(RECORDS TO PROCESS Opens)

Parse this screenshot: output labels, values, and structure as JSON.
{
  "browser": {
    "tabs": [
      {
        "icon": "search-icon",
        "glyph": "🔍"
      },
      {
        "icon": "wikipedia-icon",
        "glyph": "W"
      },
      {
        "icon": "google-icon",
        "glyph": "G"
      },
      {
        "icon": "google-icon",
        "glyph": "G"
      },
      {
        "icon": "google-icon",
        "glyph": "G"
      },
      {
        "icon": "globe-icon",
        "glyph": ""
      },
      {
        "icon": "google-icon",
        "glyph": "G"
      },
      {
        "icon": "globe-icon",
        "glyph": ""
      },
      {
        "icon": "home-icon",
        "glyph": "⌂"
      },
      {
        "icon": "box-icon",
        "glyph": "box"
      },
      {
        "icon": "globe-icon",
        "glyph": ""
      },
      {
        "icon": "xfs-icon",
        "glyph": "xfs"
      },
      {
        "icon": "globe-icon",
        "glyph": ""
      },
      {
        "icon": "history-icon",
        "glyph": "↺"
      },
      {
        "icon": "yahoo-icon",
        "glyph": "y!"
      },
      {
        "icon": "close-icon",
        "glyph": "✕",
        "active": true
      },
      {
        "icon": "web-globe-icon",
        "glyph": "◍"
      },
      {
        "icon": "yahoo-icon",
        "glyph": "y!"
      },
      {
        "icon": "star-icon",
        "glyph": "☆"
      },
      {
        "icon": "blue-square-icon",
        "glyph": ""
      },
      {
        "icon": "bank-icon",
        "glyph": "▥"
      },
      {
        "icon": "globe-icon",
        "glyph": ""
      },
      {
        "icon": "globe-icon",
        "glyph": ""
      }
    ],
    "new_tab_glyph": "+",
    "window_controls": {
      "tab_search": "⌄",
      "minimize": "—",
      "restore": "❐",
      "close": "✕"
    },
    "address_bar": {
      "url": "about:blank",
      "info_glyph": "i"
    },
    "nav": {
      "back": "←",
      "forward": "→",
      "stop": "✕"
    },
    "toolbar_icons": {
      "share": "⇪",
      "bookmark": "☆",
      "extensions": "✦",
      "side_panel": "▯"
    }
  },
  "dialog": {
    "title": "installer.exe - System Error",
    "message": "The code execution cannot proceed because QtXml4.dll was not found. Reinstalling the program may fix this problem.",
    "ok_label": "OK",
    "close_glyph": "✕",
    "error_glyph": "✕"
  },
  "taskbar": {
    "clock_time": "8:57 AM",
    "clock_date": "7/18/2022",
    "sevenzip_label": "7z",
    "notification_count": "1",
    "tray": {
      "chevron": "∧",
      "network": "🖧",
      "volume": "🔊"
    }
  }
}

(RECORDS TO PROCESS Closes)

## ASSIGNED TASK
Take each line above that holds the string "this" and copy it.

## RESULT
Parse this screenshot: output labels, values, and structure as JSON.
    "message": "The code execution cannot proceed because QtXml4.dll was not found. Reinstalling the program may fix this problem.",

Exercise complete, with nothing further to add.